About fifteen years ago a friend and I were kayaking near our home on Puget Sound in Seattle and came across a large surfable wave.  We surfed it and then wondered where it came from.  We realized that ocean swell wouldn't get into Puget Sound so where did the wave come from?  A few days later, we were out paddling and noticed a few container ships going by.  Twenty minutes after it passed we a sweet wave set of 4' faces rolled in - and we put it together.  We looked the horizon and saw a black dot and soon the dot came closer, and it was another ship, then another wave.  That was 2004.

For several years after we would look the horizon for boat or use bluff parks or road ends above the beach to spot ships.  I later found webcams in locations north of us to help track ships.  Another piece to the puzzle was figuring out which tides were best for these waves.

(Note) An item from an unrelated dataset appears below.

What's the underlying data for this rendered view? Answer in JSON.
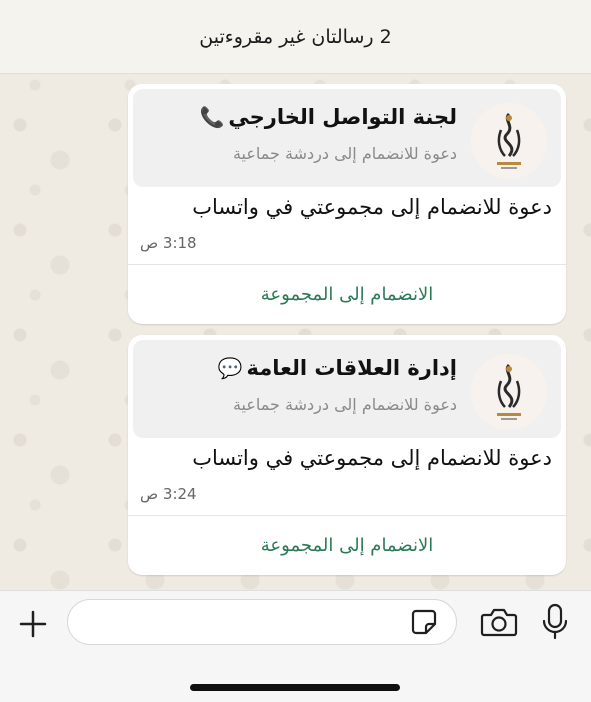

I can't remember when we noticed it, but one of us came across MarineTraffic.com which solved all our problems of hanging over steep bluffs looking through trees to spot ships coming in.  Marine Traffic is a Greek run app that uses ships AIS systems to track their whereabouts and ID.

The Automatic Idenification System is required be be on all boats above 299 gross and lists the boat's name, dimensions, home port, voyage details, photos and it's route.  It runs in real time, allowing us to track ships from the Pacific into the Strait of Juan de Fuca, then into Puget Sound.  Boats appear in several different colors depending on the type of boat it is - ferry, recreational, tanker vs container ship or military.  Many military ships and subs don't appear, so we rely on friends to spot those, as the waves are often good.  You can turn on or off any selection of boats to only see what you're interested in.  So we only like the green boats which are the biggest container ships and ferries which put off nice waves in specific spots in our area.

This app is also great for planning paddling trips where you may need to cross a channel or section of water and don't want to run into a 300' long ship on your route.  A paddler in Sweden asked how we tracked ships. I sent him the link and he realized he had nearly 50 ships passing his home waters daily, thus got a great source of surfing in miles from the Atlantic.

Check it out.. http://www.marinetraffic.com  or on Facebook

Coming to the Pacific Northwest? Give me a holler if you want to join us freighter and tug wave surfing. We even have a class to show you how and where to catch the waves. More Info